Each line of the data that includes "content" must be copied.

----- Records for this task -----

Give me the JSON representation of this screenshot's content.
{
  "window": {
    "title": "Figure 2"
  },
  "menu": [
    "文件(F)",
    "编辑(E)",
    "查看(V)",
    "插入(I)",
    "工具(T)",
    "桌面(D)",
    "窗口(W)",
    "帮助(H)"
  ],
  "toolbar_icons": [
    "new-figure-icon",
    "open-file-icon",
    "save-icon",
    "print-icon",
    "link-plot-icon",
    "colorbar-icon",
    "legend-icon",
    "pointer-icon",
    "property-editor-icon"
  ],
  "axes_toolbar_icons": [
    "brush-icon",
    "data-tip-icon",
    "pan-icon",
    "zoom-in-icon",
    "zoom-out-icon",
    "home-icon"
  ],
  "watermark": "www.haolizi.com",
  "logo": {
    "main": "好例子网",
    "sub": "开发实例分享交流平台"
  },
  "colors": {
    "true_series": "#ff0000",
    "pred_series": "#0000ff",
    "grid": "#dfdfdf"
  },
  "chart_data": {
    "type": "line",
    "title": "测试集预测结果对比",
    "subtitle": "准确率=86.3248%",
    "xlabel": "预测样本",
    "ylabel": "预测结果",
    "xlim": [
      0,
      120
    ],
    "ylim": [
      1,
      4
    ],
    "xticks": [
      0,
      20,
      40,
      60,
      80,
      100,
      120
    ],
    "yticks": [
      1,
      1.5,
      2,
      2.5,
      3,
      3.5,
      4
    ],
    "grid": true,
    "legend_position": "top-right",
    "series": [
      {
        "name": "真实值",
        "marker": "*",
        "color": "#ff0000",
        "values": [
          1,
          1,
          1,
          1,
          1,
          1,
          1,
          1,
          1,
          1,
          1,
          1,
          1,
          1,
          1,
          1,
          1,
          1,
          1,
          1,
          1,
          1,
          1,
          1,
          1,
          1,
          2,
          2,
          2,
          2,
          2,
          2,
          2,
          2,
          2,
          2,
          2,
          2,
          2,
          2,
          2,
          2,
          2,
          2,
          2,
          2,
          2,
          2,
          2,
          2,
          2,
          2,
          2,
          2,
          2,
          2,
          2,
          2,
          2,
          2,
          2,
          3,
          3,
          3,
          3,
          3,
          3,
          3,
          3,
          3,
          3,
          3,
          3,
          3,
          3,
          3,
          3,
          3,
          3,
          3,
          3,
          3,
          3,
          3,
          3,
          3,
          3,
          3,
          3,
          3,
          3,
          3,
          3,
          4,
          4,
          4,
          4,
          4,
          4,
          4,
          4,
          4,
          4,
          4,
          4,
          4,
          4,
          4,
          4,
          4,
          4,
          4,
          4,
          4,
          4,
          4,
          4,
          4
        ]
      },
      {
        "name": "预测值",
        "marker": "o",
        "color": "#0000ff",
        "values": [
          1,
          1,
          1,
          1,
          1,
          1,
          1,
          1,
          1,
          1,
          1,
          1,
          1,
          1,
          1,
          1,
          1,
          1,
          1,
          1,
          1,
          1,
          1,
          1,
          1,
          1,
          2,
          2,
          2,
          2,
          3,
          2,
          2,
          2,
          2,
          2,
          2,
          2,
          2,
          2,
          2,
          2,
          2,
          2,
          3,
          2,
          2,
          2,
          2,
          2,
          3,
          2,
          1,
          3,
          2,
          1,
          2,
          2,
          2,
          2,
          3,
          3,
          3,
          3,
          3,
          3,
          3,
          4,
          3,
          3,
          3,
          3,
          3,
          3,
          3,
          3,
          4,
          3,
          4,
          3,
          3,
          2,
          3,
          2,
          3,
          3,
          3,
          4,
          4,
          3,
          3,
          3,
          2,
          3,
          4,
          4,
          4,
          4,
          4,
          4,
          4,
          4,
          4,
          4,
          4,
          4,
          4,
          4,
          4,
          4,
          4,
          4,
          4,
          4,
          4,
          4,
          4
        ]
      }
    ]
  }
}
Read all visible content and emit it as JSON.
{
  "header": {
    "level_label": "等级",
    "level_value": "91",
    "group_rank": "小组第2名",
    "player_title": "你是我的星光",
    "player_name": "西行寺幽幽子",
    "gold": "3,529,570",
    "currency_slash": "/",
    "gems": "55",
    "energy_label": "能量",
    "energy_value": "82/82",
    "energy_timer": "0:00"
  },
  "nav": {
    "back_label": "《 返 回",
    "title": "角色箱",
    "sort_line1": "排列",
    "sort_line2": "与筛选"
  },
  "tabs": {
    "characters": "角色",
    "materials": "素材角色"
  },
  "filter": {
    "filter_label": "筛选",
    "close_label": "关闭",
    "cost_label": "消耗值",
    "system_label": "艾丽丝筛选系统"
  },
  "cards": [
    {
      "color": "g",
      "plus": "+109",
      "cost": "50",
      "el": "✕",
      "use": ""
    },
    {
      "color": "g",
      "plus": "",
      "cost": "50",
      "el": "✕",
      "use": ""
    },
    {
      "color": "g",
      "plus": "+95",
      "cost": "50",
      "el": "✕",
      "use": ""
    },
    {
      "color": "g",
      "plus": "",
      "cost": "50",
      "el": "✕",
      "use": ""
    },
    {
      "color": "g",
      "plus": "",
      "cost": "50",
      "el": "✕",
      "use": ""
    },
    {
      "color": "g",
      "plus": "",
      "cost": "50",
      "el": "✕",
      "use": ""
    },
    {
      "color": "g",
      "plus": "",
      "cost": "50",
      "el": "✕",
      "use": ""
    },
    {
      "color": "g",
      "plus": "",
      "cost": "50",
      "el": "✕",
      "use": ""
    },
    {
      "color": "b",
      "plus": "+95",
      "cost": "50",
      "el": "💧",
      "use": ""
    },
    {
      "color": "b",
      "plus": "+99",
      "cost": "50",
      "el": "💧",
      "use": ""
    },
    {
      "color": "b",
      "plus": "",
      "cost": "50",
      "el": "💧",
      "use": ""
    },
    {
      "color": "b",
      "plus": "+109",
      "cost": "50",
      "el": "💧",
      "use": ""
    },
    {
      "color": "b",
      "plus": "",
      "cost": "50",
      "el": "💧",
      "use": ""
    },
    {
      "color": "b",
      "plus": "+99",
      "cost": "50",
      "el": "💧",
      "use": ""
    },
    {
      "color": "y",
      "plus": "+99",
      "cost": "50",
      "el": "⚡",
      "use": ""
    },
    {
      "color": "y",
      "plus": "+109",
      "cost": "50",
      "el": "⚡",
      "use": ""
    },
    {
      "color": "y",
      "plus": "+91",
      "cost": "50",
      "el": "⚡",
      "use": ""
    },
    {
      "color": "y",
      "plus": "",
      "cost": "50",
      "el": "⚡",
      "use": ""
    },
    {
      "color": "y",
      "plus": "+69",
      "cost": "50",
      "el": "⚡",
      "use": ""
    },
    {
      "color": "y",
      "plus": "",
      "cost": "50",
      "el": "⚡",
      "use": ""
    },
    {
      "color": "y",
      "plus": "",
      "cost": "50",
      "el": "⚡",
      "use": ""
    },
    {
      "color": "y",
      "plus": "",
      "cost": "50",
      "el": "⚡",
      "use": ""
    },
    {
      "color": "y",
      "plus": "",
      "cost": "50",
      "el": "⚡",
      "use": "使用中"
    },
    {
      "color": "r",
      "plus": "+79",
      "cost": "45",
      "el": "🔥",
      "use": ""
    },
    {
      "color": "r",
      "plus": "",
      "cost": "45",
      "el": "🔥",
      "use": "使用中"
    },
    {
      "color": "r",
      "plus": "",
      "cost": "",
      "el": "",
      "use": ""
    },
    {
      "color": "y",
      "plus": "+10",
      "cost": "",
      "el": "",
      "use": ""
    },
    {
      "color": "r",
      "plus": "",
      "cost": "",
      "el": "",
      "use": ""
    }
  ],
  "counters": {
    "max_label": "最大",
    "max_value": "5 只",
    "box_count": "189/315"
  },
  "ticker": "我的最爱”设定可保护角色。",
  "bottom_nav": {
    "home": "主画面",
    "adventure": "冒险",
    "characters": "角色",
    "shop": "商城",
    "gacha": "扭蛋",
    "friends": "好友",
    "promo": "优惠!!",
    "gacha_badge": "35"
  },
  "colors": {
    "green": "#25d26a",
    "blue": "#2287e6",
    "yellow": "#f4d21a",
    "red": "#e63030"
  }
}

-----

■ Exercise response:
Give me the JSON representation of this screenshot's content.
Read all visible content and emit it as JSON.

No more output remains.